◆ Task to complete ◆
What's needed is an exact copy of the lines from the one that contains "Output a JSON" to the end of the data below, leaving the pictures out.

- - -

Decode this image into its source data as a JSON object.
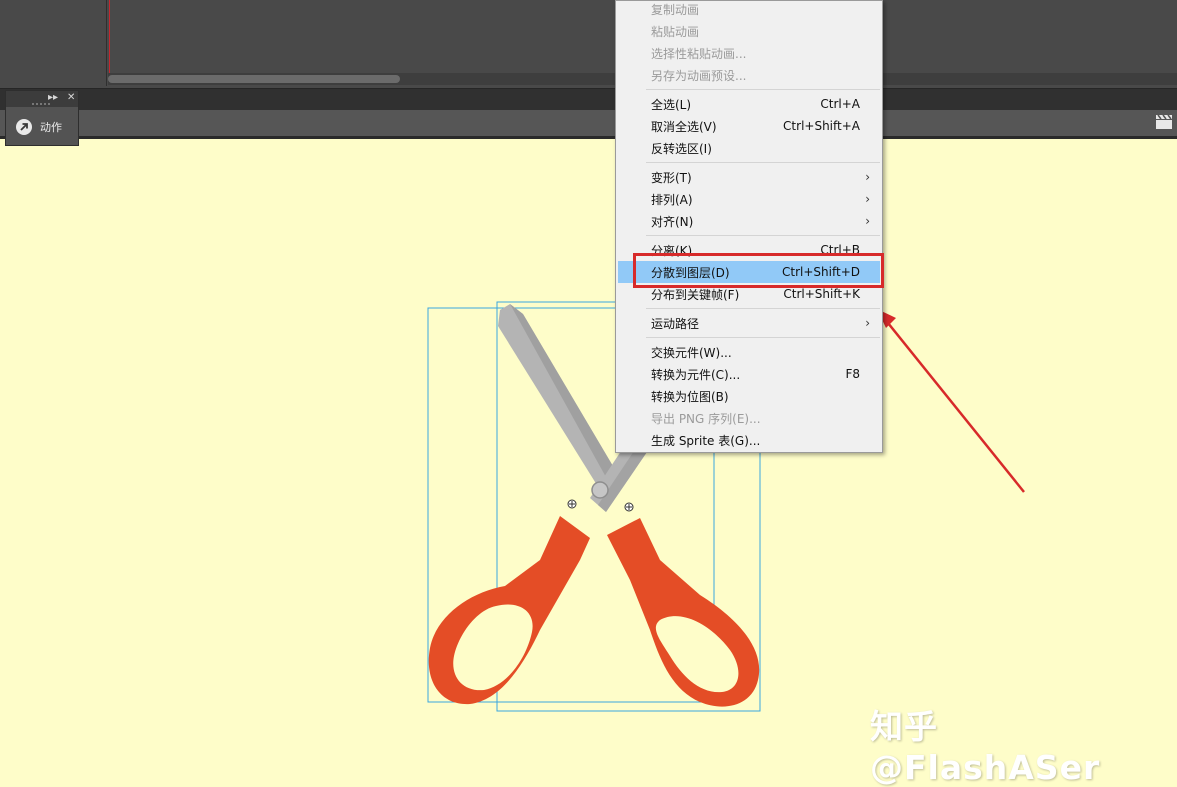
{
  "actions_panel": {
    "label": "动作",
    "expand_glyph": "▸▸",
    "close_glyph": "✕"
  },
  "context_menu": {
    "items": [
      {
        "label": "复制动画",
        "shortcut": "",
        "disabled": true
      },
      {
        "label": "粘贴动画",
        "shortcut": "",
        "disabled": true
      },
      {
        "label": "选择性粘贴动画...",
        "shortcut": "",
        "disabled": true
      },
      {
        "label": "另存为动画预设...",
        "shortcut": "",
        "disabled": true
      },
      {
        "label": "全选(L)",
        "shortcut": "Ctrl+A",
        "disabled": false
      },
      {
        "label": "取消全选(V)",
        "shortcut": "Ctrl+Shift+A",
        "disabled": false
      },
      {
        "label": "反转选区(I)",
        "shortcut": "",
        "disabled": false
      },
      {
        "label": "变形(T)",
        "shortcut": "",
        "disabled": false,
        "submenu": true
      },
      {
        "label": "排列(A)",
        "shortcut": "",
        "disabled": false,
        "submenu": true
      },
      {
        "label": "对齐(N)",
        "shortcut": "",
        "disabled": false,
        "submenu": true
      },
      {
        "label": "分离(K)",
        "shortcut": "Ctrl+B",
        "disabled": false
      },
      {
        "label": "分散到图层(D)",
        "shortcut": "Ctrl+Shift+D",
        "disabled": false,
        "highlighted": true
      },
      {
        "label": "分布到关键帧(F)",
        "shortcut": "Ctrl+Shift+K",
        "disabled": false
      },
      {
        "label": "运动路径",
        "shortcut": "",
        "disabled": false,
        "submenu": true
      },
      {
        "label": "交换元件(W)...",
        "shortcut": "",
        "disabled": false
      },
      {
        "label": "转换为元件(C)...",
        "shortcut": "F8",
        "disabled": false
      },
      {
        "label": "转换为位图(B)",
        "shortcut": "",
        "disabled": false
      },
      {
        "label": "导出 PNG 序列(E)...",
        "shortcut": "",
        "disabled": true
      },
      {
        "label": "生成 Sprite 表(G)...",
        "shortcut": "",
        "disabled": false
      }
    ],
    "submenu_glyph": "›"
  },
  "watermark": "知乎 @FlashASer",
  "colors": {
    "stage": "#fefdc9",
    "handle": "#e44d26",
    "blade": "#b4b4b4",
    "menu_highlight": "#91c9f7",
    "annotation_red": "#d72a2a",
    "selection_box": "#3aa6e0"
  }
}
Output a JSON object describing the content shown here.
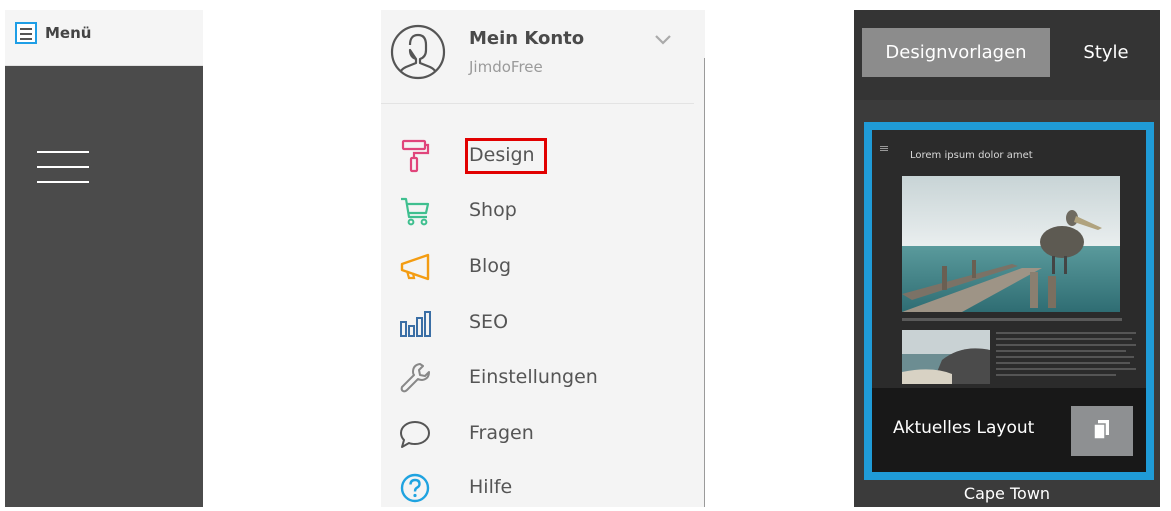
{
  "menu_panel": {
    "toggle_label": "Menü"
  },
  "nav_panel": {
    "account": {
      "name": "Mein Konto",
      "plan": "JimdoFree"
    },
    "items": [
      {
        "label": "Design",
        "icon": "paint-roller-icon",
        "color": "#e0457b"
      },
      {
        "label": "Shop",
        "icon": "shopping-cart-icon",
        "color": "#3fbf8f"
      },
      {
        "label": "Blog",
        "icon": "megaphone-icon",
        "color": "#f39c12"
      },
      {
        "label": "SEO",
        "icon": "bar-chart-icon",
        "color": "#3a6ea5"
      },
      {
        "label": "Einstellungen",
        "icon": "wrench-icon",
        "color": "#888888"
      },
      {
        "label": "Fragen",
        "icon": "speech-bubble-icon",
        "color": "#555555"
      },
      {
        "label": "Hilfe",
        "icon": "question-circle-icon",
        "color": "#1fa3e0"
      }
    ],
    "highlighted_item": "Design",
    "highlight_color": "#e10000"
  },
  "design_panel": {
    "tabs": [
      {
        "label": "Designvorlagen",
        "active": true
      },
      {
        "label": "Style",
        "active": false
      }
    ],
    "template": {
      "preview_title": "Lorem ipsum dolor amet",
      "overlay_label": "Aktuelles Layout",
      "name": "Cape Town"
    },
    "accent_color": "#1f9bd7"
  }
}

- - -

◆ Expected output ◆
Output a JSON object describing the content shown here.
{
  "menu_panel": {
    "toggle_label": "Menü"
  },
  "nav_panel": {
    "account": {
      "name": "Mein Konto",
      "plan": "JimdoFree"
    },
    "items": [
      {
        "label": "Design",
        "icon": "paint-roller-icon",
        "color": "#e0457b"
      },
      {
        "label": "Shop",
        "icon": "shopping-cart-icon",
        "color": "#3fbf8f"
      },
      {
        "label": "Blog",
        "icon": "megaphone-icon",
        "color": "#f39c12"
      },
      {
        "label": "SEO",
        "icon": "bar-chart-icon",
        "color": "#3a6ea5"
      },
      {
        "label": "Einstellungen",
        "icon": "wrench-icon",
        "color": "#888888"
      },
      {
        "label": "Fragen",
        "icon": "speech-bubble-icon",
        "color": "#555555"
      },
      {
        "label": "Hilfe",
        "icon": "question-circle-icon",
        "color": "#1fa3e0"
      }
    ],
    "highlighted_item": "Design",
    "highlight_color": "#e10000"
  },
  "design_panel": {
    "tabs": [
      {
        "label": "Designvorlagen",
        "active": true
      },
      {
        "label": "Style",
        "active": false
      }
    ],
    "template": {
      "preview_title": "Lorem ipsum dolor amet",
      "overlay_label": "Aktuelles Layout",
      "name": "Cape Town"
    },
    "accent_color": "#1f9bd7"
  }
}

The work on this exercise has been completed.